As per the planned gradual drawdown, the PSC and UNSC were expected to deliberate on the eventual closure of the peacekeeping troop by June 2020 and its liquidation to be completed by 2020. This process however depends on the security situation on the ground. It is to be recalled that the PSC during its 778 session in June 2018 when renewing the mandate of UNAMID, it has qualified the basis in which the drawdown should take place. The communiqué clearly underlined that the Council should consider key factors mainly ‘[e]nsuring a
gradual drawdown that would allow the Mission’s exit to be guided by the political and security situation on the ground so as not to create a security vacuum and expose civilian populations’.

The volatile political and security situation in Darfur and broadly in Sudan has dramatically changed in the past few weeks, which has posed a number of challenges for the continuation of the current plan for the drawdown of the peacekeeping mission. The Jebel Marra area was already susceptible to violence where the fighting between the Sudanese Armed Forces and the Sudan Liberation Army-Abdul Wahid (SLA-AW) faction has increased over the past few months.

The protests and the ensuing instability have also disrupted the Darfur peace process, as armed groups namely the Sudan Liberation Army-Minni Minawi (SLA-MM) and the Gibril Ibrahim faction of the Justice and Equality Movement (JEM/Gibril) withdrew their December 2018 agreement to resume talks with the Government. The protest that has started due to the rising cost of fuel and other commodities has expanded to also include demands for sweeping political reforms. The economic crisis, the rising prices of food and medicines have also particularly affected vulnerable communities in Darfur.

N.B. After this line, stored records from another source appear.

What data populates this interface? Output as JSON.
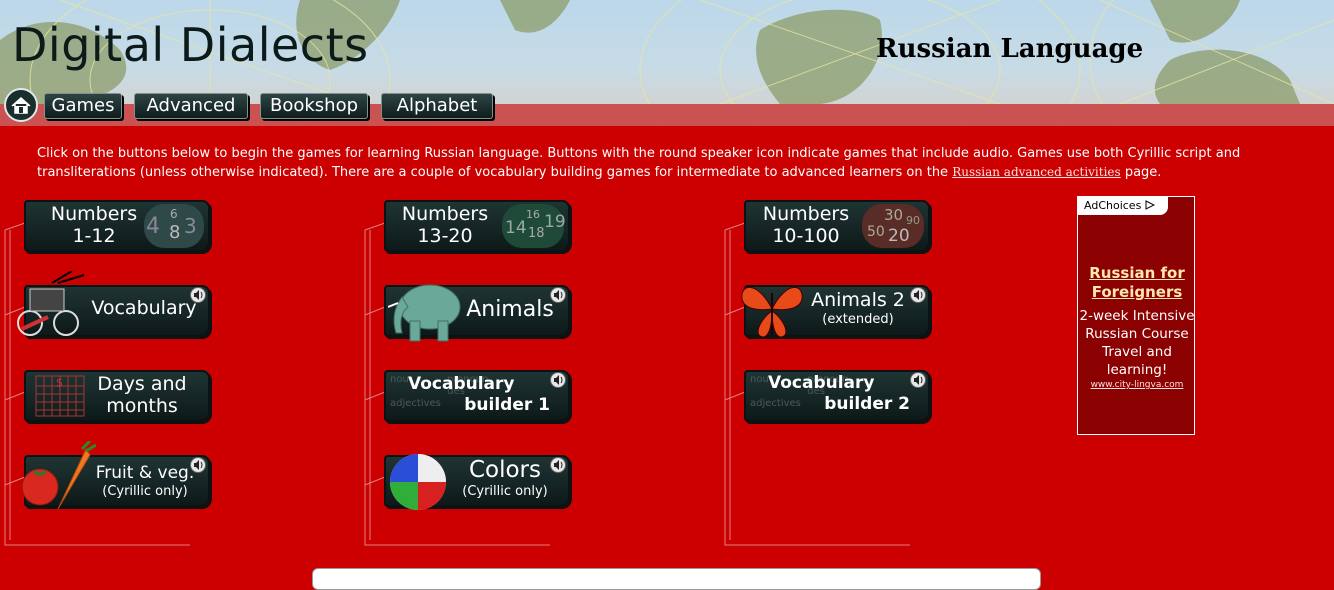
{
  "header": {
    "site_title": "Digital Dialects",
    "language_title": "Russian Language",
    "nav": [
      "Games",
      "Advanced",
      "Bookshop",
      "Alphabet"
    ]
  },
  "intro": {
    "text_before": "Click on the buttons below to begin the games for learning Russian language. Buttons with the round speaker icon indicate games that include audio. Games use both Cyrillic script and transliterations (unless otherwise indicated). There are a couple of vocabulary building games for intermediate to advanced learners on the ",
    "link": "Russian advanced activities",
    "text_after": " page."
  },
  "games": {
    "numbers_1_12": {
      "line1": "Numbers",
      "line2": "1-12",
      "art": [
        "4",
        "6",
        "8",
        "3"
      ]
    },
    "numbers_13_20": {
      "line1": "Numbers",
      "line2": "13-20",
      "art": [
        "14",
        "16",
        "18",
        "19"
      ]
    },
    "numbers_10_100": {
      "line1": "Numbers",
      "line2": "10-100",
      "art": [
        "30",
        "50",
        "90",
        "20"
      ]
    },
    "vocabulary": {
      "line1": "Vocabulary"
    },
    "animals": {
      "line1": "Animals"
    },
    "animals2": {
      "line1": "Animals 2",
      "line2": "(extended)"
    },
    "days_months": {
      "line1": "Days and",
      "line2": "months"
    },
    "vocab_builder1": {
      "line1": "Vocabulary",
      "line2": "builder 1"
    },
    "vocab_builder2": {
      "line1": "Vocabulary",
      "line2": "builder 2"
    },
    "fruit_veg": {
      "line1": "Fruit & veg.",
      "line2": "(Cyrillic only)"
    },
    "colors": {
      "line1": "Colors",
      "line2": "(Cyrillic only)"
    }
  },
  "ad": {
    "choices": "AdChoices",
    "headline": "Russian for Foreigners",
    "body": "2-week Intensive Russian Course Travel and learning!",
    "url": "www.city-lingva.com"
  },
  "colors": {
    "page_bg": "#cc0000",
    "button_bg": "#1a2c2c",
    "ad_bg": "#8b0000"
  }
}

The Joint Special Representative when briefing the UNSC in April 2019 stated that the political situation in Sudan has changed significantly and has the potential to affect the implementation of its mandate going forward. However Sudan’s representative emphasized the domestic nature of events unfolding in the country since December, hence there is no justification for the Council to discuss the matter. During the briefing the US highlighted the need for upcoming strategic review of UNAMID to take into account the impact of recent events on Darfur, including the Government’s ability to protect and provide for the region’s people. Moreover, the representative stated that in a situation where the Government is unable to provide protection, the US is in favour of the Council considering all options.

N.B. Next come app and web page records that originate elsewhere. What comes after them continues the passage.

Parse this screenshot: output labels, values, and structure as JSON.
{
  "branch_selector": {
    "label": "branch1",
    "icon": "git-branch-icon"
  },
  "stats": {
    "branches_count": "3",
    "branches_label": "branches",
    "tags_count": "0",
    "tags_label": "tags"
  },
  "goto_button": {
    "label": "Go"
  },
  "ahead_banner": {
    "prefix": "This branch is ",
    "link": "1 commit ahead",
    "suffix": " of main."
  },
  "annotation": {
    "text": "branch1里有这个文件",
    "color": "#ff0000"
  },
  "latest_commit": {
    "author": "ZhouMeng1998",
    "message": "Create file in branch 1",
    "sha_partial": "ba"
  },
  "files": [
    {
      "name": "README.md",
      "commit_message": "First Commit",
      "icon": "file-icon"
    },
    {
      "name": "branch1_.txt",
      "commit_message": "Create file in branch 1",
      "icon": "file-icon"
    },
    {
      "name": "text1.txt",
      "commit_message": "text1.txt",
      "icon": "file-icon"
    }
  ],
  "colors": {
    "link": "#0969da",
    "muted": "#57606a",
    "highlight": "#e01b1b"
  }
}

After this last briefing to the UNSC, the political and security situation has deteriorated. The excessive use of force that was used to disband the sit-in camps near the headquarters of the army. Following these developments Sudan has also been suspended from the AU. Following the diplomatic efforts of
Ethiopia’s Prime Minister Abiy Ahmed on 7 June, the TMC arrested leading opposition leaders after
their meeting with Ahmed. In June the UNSC will also hold a session on the UNAMID mandate renewal. This PSC session is expected to be informed by its previous decisions on Sudan given that the on going instability will continue to have direct impact on the situation in Darfur and the troop drawdown. Hence, the session will be key to set the tone ahead of the UNSC session in late June on the question of the kind of adjustment, if any, that needs to be made in the implementation of the drawdown.

The outcome of the session will be a communiqué. This will present the PSC to reconsider the ongoing implementation of drawdown and reconfiguration of UNAMID in light of the recent developments. The PSC is expected to renew the mandate of UNAMID for another twelve month. Another issue for PSC decision is the adjustment of the process of withdrawal until the situation not only in Darfur but also in the country improves. In this respect, the PSC may, among others, consider slowing down of the drawdown while tasking a joint AU and UN review of the situation in Sudan and its implications on UNAMID. The PSC may also pronounce itself on the issue of the handing over of UNAMID facilities to the RSF, which will be contrary to the plan for using the facilities for civilian purposes.